Moreover, Basma Alsharif defines this “professional foreigner” with the Anglo-German term in action Doppelgänger to speak of the phenomenon of the double. Alsharif creates beautiful loops (“High Noon”, 2014), slows down the image by suspending the action and makes the movements go from front to back as if she were looking for the end in the beginning. The reproduction in the opposite direction of the action, the mirror effect that forms kaleidoscopes, long tracking shots (“Home Movies Gaza”, 2013), hands that lead the gaze to a specific point in the filmed landscape, are an exercise in re-signifying identity (“Deep Sleep”, 2014). The repetition of images or the use of the loop repeats the thought of the memory that is linked in images and always seems the same but creates different meanings. Such as, for instance, the images of the faces in the family albums that the protagonist erases to create a disidentification in “The Story of Milk and Honey” (2011). It is about an anonymity of the family, of any family that extends the strangeness of the disidentity towards the unknown, towards the foreigner. Given that, as Alsharif has argued, we are part of an “imprecise political history” and this is the only thing we belong to. However, any history, as the protagonist of this film advocates, begins and ends in us. In you and me, in us as others. “The Story of Milk and Honey” is an account of fictional love that reveals the political landscape of Lebanon. It is a film essay that emphasises a horizon that could describe different locations of the region of the Spanish Levante, which could speak of different real characters, which could tell the events of different villages or the love stories of different lovers. In this disfiguration we vaguely identify and allow ourselves to be seduced by a narrative that does not bear our name but in which our face could have been erased. Despite an apparent process of telling our story in the past, the post-Palestinian perspective of Basma Alsahrif makes us adopt a paradigmatic interwoven future, not only for Palestine but also for the whole of the Mediterranean. 

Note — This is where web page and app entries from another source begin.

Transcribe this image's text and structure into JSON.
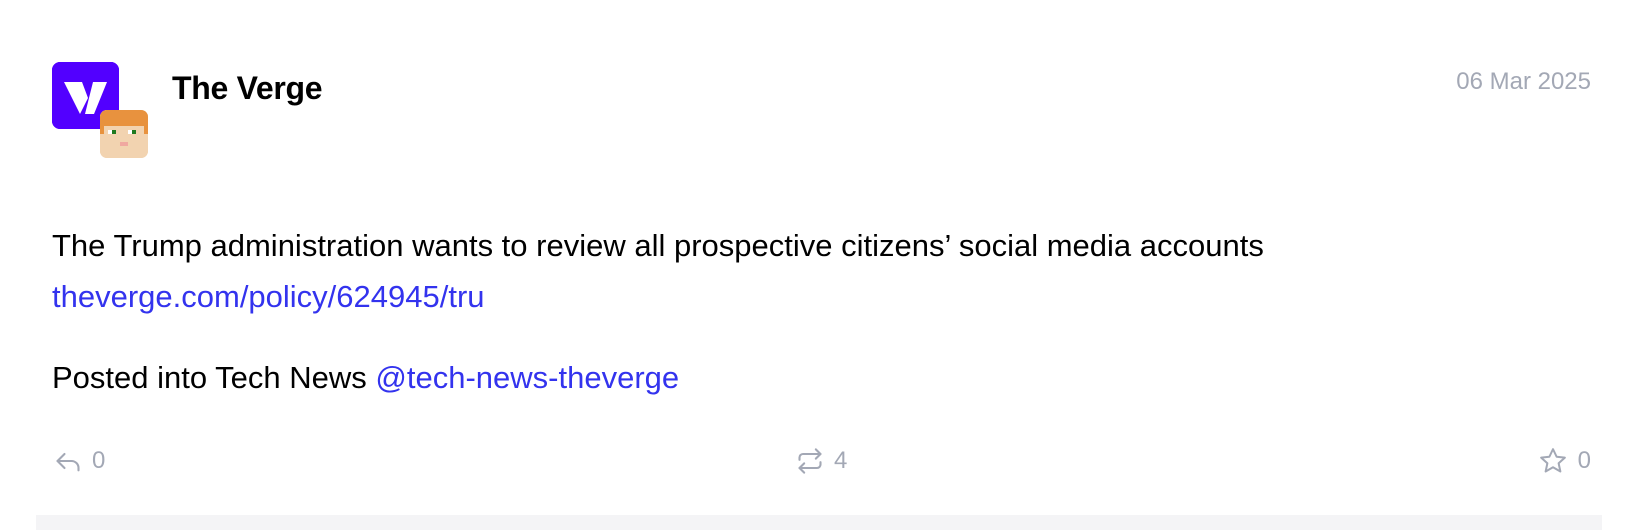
{
  "post": {
    "author": "The Verge",
    "date": "06 Mar 2025",
    "text": "The Trump administration wants to review all prospective citizens’ social media accounts",
    "link": "theverge.com/policy/624945/tru",
    "posted_into_prefix": "Posted into Tech News",
    "mention": "@tech-news-theverge",
    "avatar_icon": "verge-logo-icon",
    "sub_avatar_icon": "pixel-face-avatar-icon"
  },
  "actions": {
    "reply_icon": "reply-icon",
    "reply_count": "0",
    "boost_icon": "repost-icon",
    "boost_count": "4",
    "star_icon": "star-icon",
    "star_count": "0"
  },
  "colors": {
    "verge_purple": "#5200ff",
    "link_blue": "#3333ee",
    "muted_gray": "#a3a8b5"
  }
}
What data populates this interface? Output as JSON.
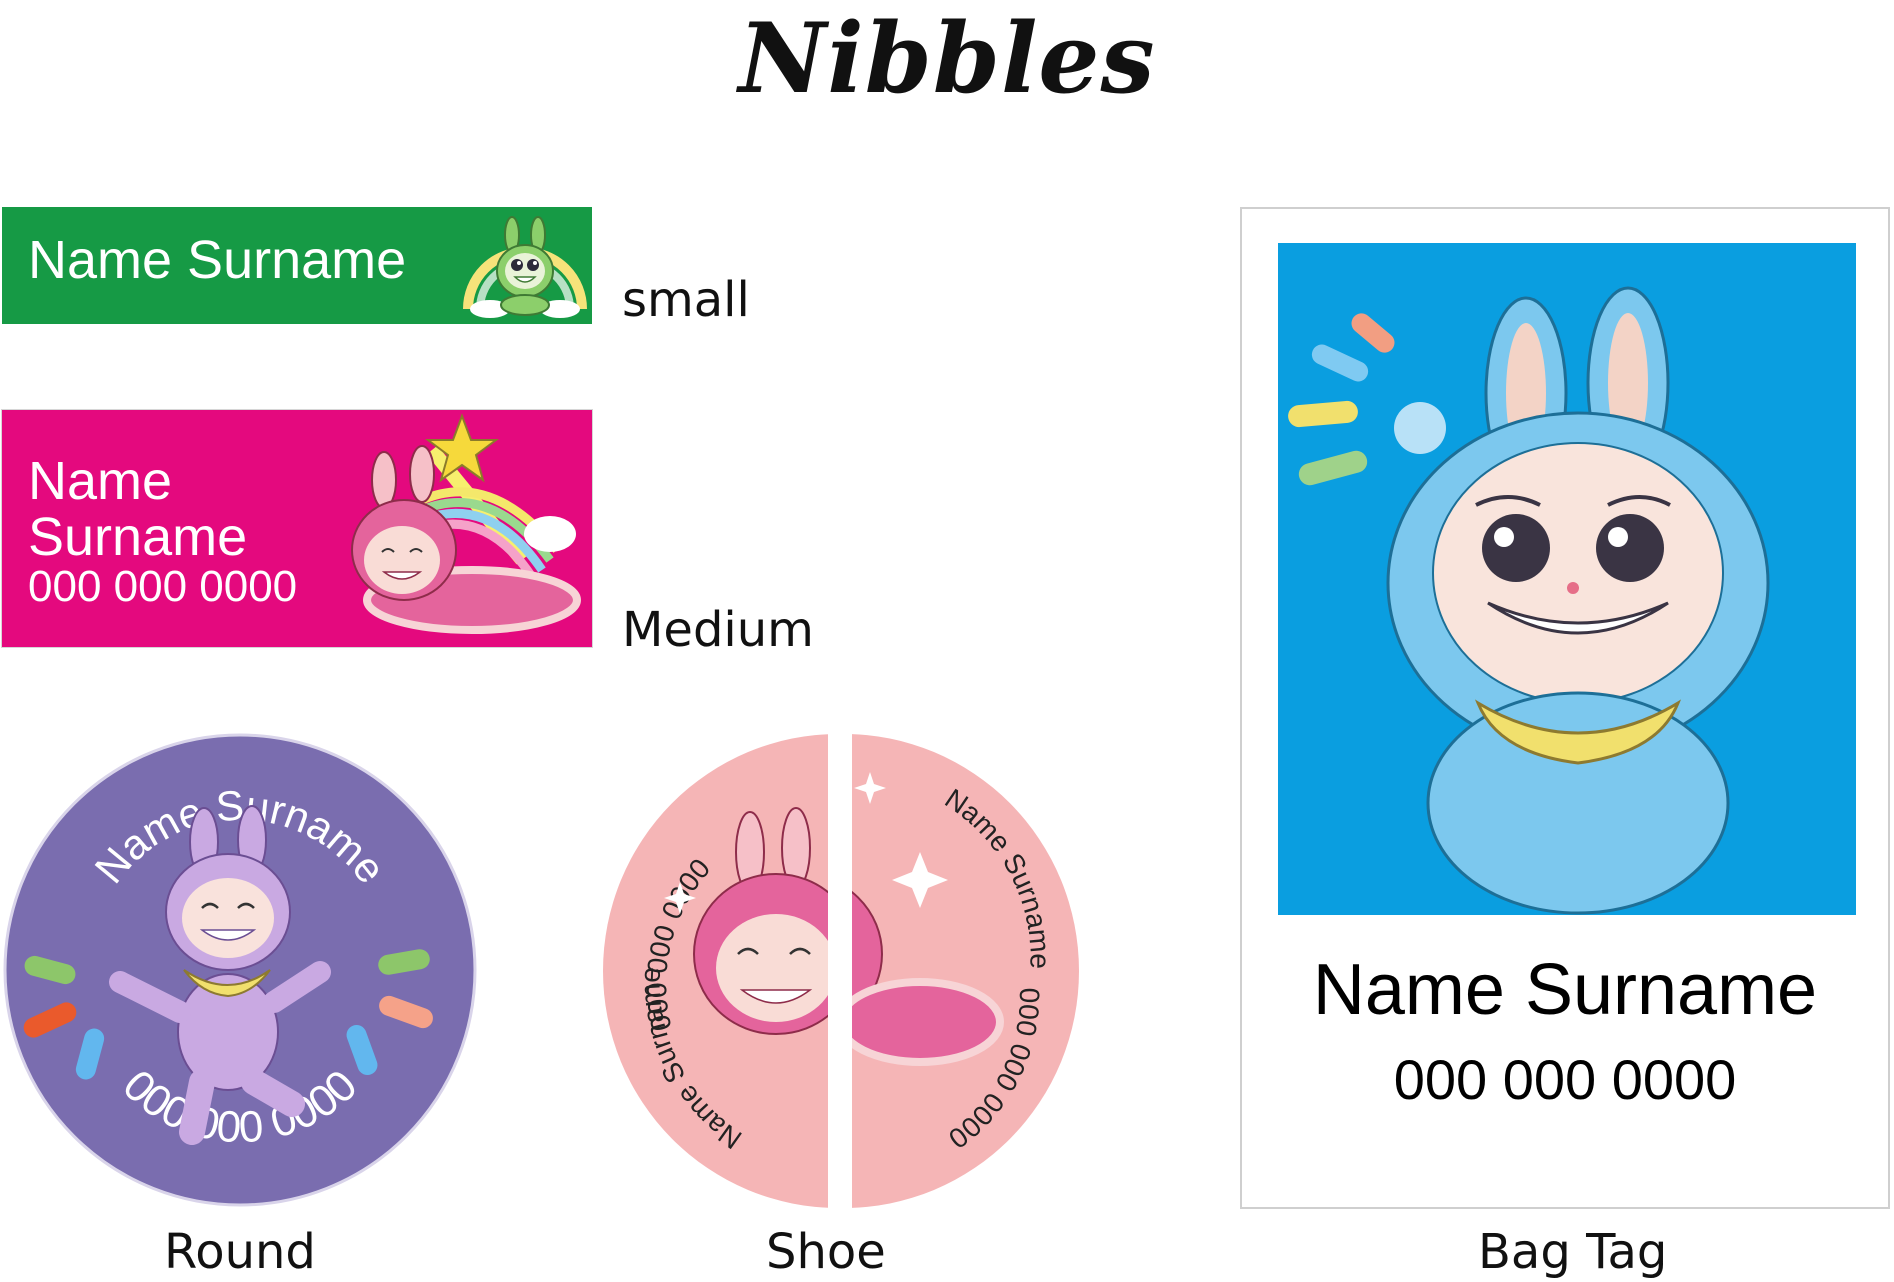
{
  "title": "Nibbles",
  "colors": {
    "small_bg": "#169a45",
    "medium_bg": "#e4097e",
    "round_bg": "#7a6daf",
    "shoe_bg": "#f5b5b6",
    "bag_bg": "#0a9ee0"
  },
  "small": {
    "name": "Name Surname",
    "caption": "small"
  },
  "medium": {
    "first": "Name",
    "last": "Surname",
    "phone": "000 000 0000",
    "caption": "Medium"
  },
  "round": {
    "name": "Name Surname",
    "phone": "000 000 0000",
    "caption": "Round"
  },
  "shoe": {
    "left_phone": "000 000 0000",
    "left_name": "Name Surname",
    "right_name": "Name Surname",
    "right_phone": "000 000 0000",
    "caption": "Shoe"
  },
  "bag_tag": {
    "name": "Name Surname",
    "phone": "000 000 0000",
    "caption": "Bag Tag"
  },
  "icons": [
    "bunny-mascot-icon",
    "star-icon",
    "rainbow-icon",
    "sparkle-icon"
  ]
}
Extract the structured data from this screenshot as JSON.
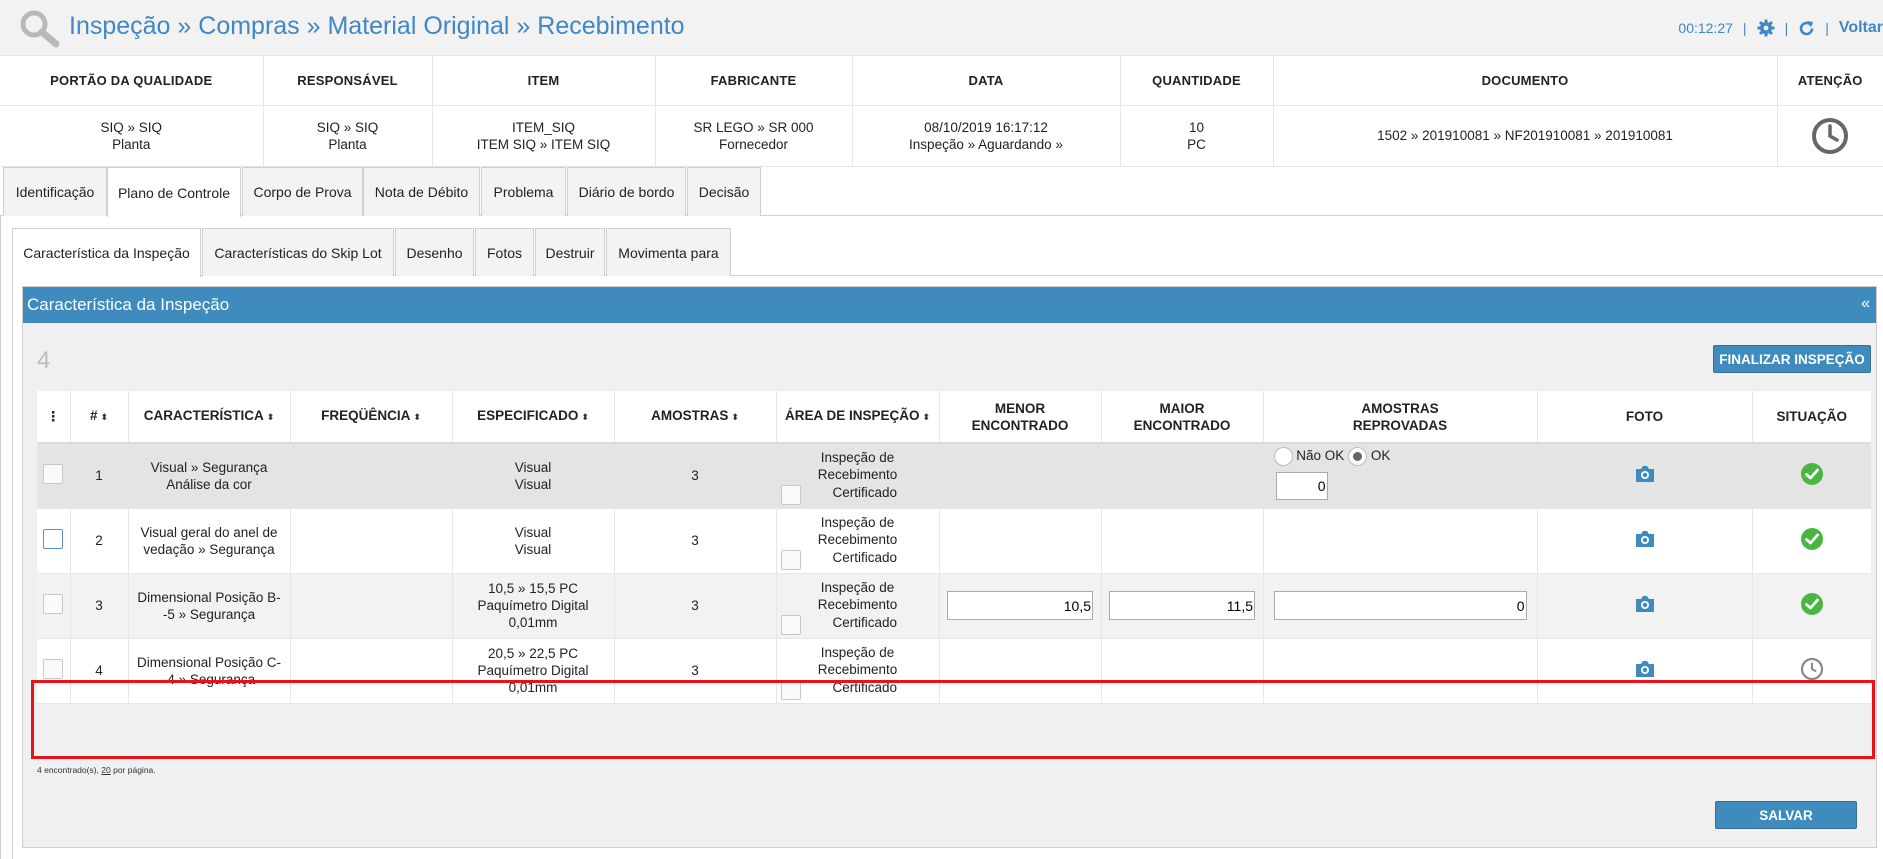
{
  "header": {
    "title": "Inspeção » Compras » Material Original » Recebimento",
    "timer": "00:12:27",
    "separator": "|",
    "back_label": "Voltar",
    "accent_color": "#3f88c5"
  },
  "info": {
    "columns": [
      "PORTÃO DA QUALIDADE",
      "RESPONSÁVEL",
      "ITEM",
      "FABRICANTE",
      "DATA",
      "QUANTIDADE",
      "DOCUMENTO",
      "ATENÇÃO"
    ],
    "values": {
      "portao_1": "SIQ » SIQ",
      "portao_2": "Planta",
      "resp_1": "SIQ » SIQ",
      "resp_2": "Planta",
      "item_1": "ITEM_SIQ",
      "item_2": "ITEM SIQ » ITEM SIQ",
      "fab_1": "SR LEGO » SR 000",
      "fab_2": "Fornecedor",
      "data_1": "08/10/2019 16:17:12",
      "data_2": "Inspeção » Aguardando »",
      "qtd_1": "10",
      "qtd_2": "PC",
      "documento": "1502 » 201910081 » NF201910081 » 201910081",
      "atencao_icon": "clock-icon"
    }
  },
  "tabs": [
    "Identificação",
    "Plano de Controle",
    "Corpo de Prova",
    "Nota de Débito",
    "Problema",
    "Diário de bordo",
    "Decisão"
  ],
  "subtabs": [
    "Característica da Inspeção",
    "Características do Skip Lot",
    "Desenho",
    "Fotos",
    "Destruir",
    "Movimenta para"
  ],
  "panel": {
    "title": "Característica da Inspeção",
    "collapse": "«",
    "count": "4",
    "finalize_label": "FINALIZAR INSPEÇÃO",
    "save_label": "SALVAR",
    "footer_note_prefix": "4 encontrado(s), ",
    "footer_note_link": "20",
    "footer_note_suffix": " por página.",
    "menu_glyph": "⋮",
    "sort_glyph": "⬍"
  },
  "grid": {
    "headers": {
      "num": "#",
      "caracteristica": "CARACTERÍSTICA",
      "frequencia": "FREQÜÊNCIA",
      "especificado": "ESPECIFICADO",
      "amostras": "AMOSTRAS",
      "area": "ÁREA DE INSPEÇÃO",
      "menor_1": "MENOR",
      "menor_2": "ENCONTRADO",
      "maior_1": "MAIOR",
      "maior_2": "ENCONTRADO",
      "reprov_1": "AMOSTRAS",
      "reprov_2": "REPROVADAS",
      "foto": "FOTO",
      "situacao": "SITUAÇÃO"
    },
    "rows": [
      {
        "num": "1",
        "car_1": "Visual » Segurança",
        "car_2": "Análise da cor",
        "esp_1": "Visual",
        "esp_2": "Visual",
        "esp_3": "",
        "amostras": "3",
        "area_1": "Inspeção de",
        "area_2": "Recebimento",
        "cert": "Certificado",
        "nao_ok": "Não OK",
        "ok": "OK",
        "reprov_value": "0",
        "status": "ok"
      },
      {
        "num": "2",
        "car_1": "Visual geral do anel de",
        "car_2": "vedação » Segurança",
        "esp_1": "Visual",
        "esp_2": "Visual",
        "esp_3": "",
        "amostras": "3",
        "area_1": "Inspeção de",
        "area_2": "Recebimento",
        "cert": "Certificado",
        "status": "ok"
      },
      {
        "num": "3",
        "car_1": "Dimensional Posição B-",
        "car_2": "-5 » Segurança",
        "esp_1": "10,5 » 15,5 PC",
        "esp_2": "Paquímetro Digital",
        "esp_3": "0,01mm",
        "amostras": "3",
        "area_1": "Inspeção de",
        "area_2": "Recebimento",
        "cert": "Certificado",
        "menor": "10,5",
        "maior": "11,5",
        "reprov_value": "0",
        "status": "ok"
      },
      {
        "num": "4",
        "car_1": "Dimensional Posição C-",
        "car_2": "-4 » Segurança",
        "esp_1": "20,5 » 22,5 PC",
        "esp_2": "Paquímetro Digital",
        "esp_3": "0,01mm",
        "amostras": "3",
        "area_1": "Inspeção de",
        "area_2": "Recebimento",
        "cert": "Certificado",
        "status": "pending"
      }
    ]
  },
  "colors": {
    "brand_blue": "#3f8bbd",
    "ok_green": "#4bb543",
    "highlight_red": "#e8121b"
  }
}
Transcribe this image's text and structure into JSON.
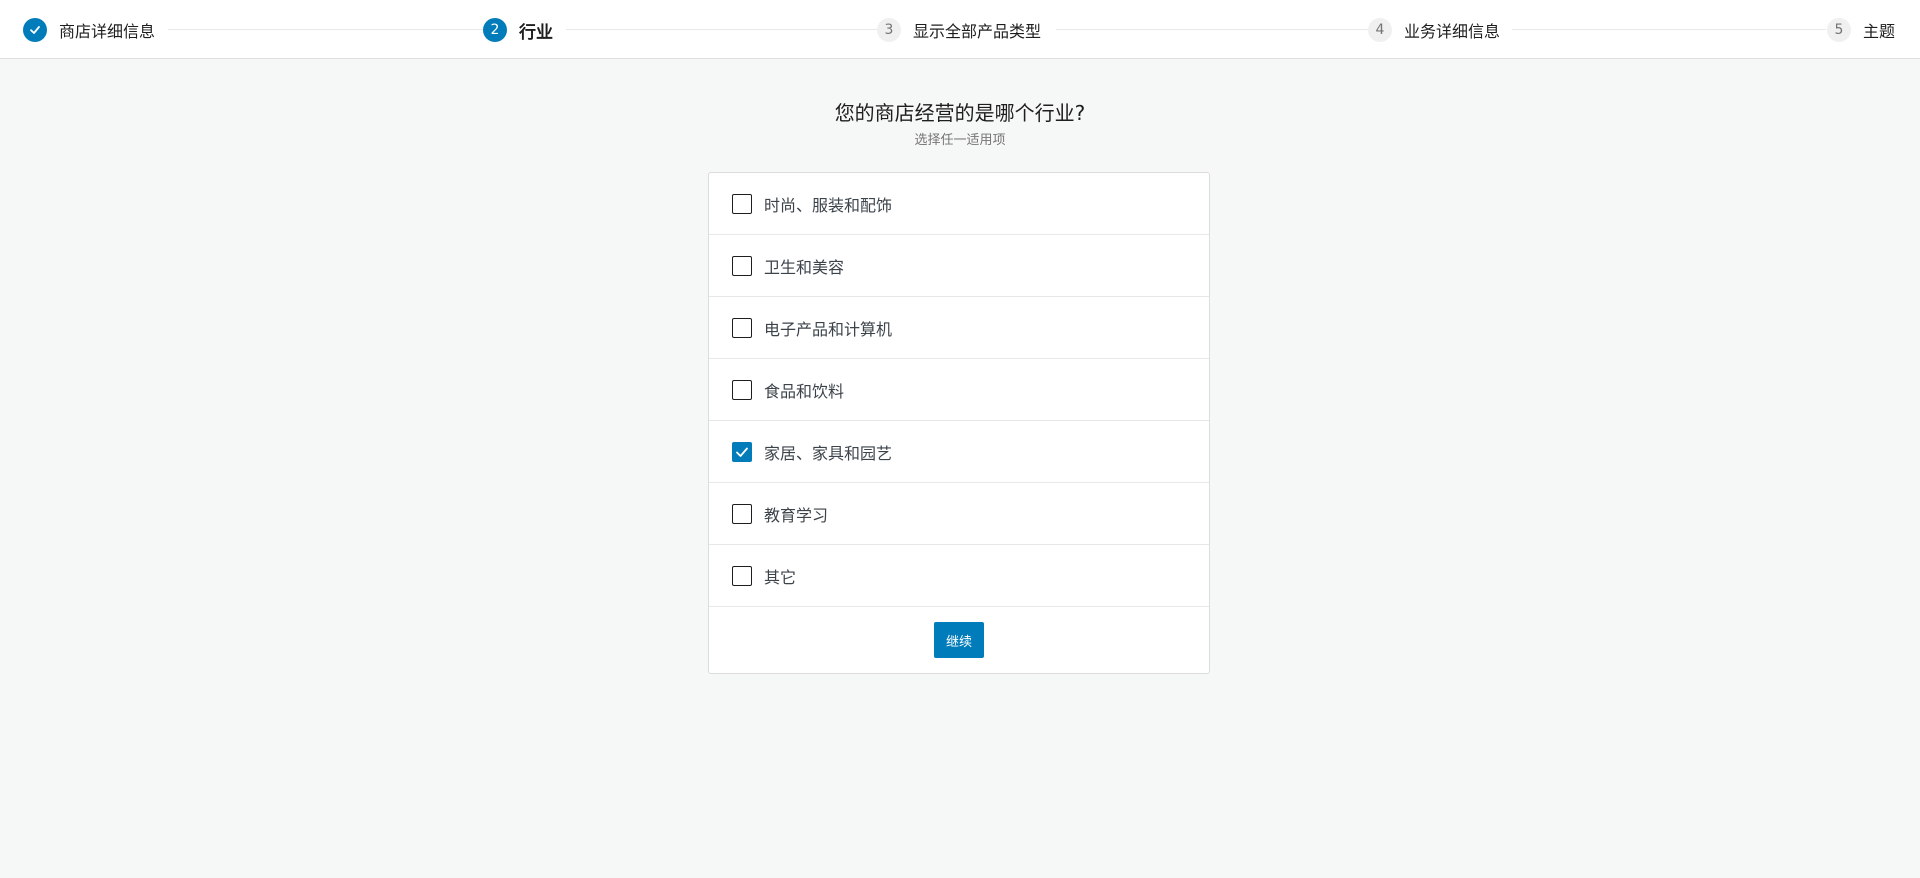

The nomadic memory that the professional foreigner suffers is not built upon pieces of memories seeking to make of the lie a beautiful truth, as curiously some critics of self-fiction try to think, but rather as a fraud of established knowledge in favour of a dual sensitivity. “Every time I am asked about my project, I lie,” says the protagonist of “The Story of Milk and Honey”. Thus we could solve the enigma of a story that tells all stories, even the one yet to come. But, moreover, all these strategies of otherness open up to others like the double, the Doppelgänger. Thus we could make a post-Mediterranean story. A story about the duality of our existence. Thus, the binaries become complex and almost destroy themselves in the symbol represented by Ouroboros, the name of Alsharif’s first feature film (2017). It was shot after Israel’s offensive on Gaza and the death of 1,500 Palestinians in 2014. The territory was completely ravaged and Alsharif wanted to record the cataclysm by setting it against a renewing future or an implicit rebirth in the cyclical shape involved in the ouroboros. The snake that bites its own tail appears first in his work “Renée’s Room”, produced for the Palais de Tokyo in 2013. In this image, a yellow snake in a blue washbasin bites its tail and makes it bleed. At first sight, it seems as if it is shedding its skin to renew but soon we see that it is devouring something. It is eating itself. It is something ferocious and incomprehensible for our eyes. The myth of the ouroboros, a snake biting its tail, is reactivated in a plot of pain. If this figure symbolises the eternal return, destruction and creation, now she goes one step further; Basma Alsharif seeks a recovery of life. Because death imposes itself upon life as in the horror of the siege of Gaza. “Our soul belongs to the past of the dead and ghosts. This is the ideal place for your reincarnation.” This is why love and hope is the only thing left to us.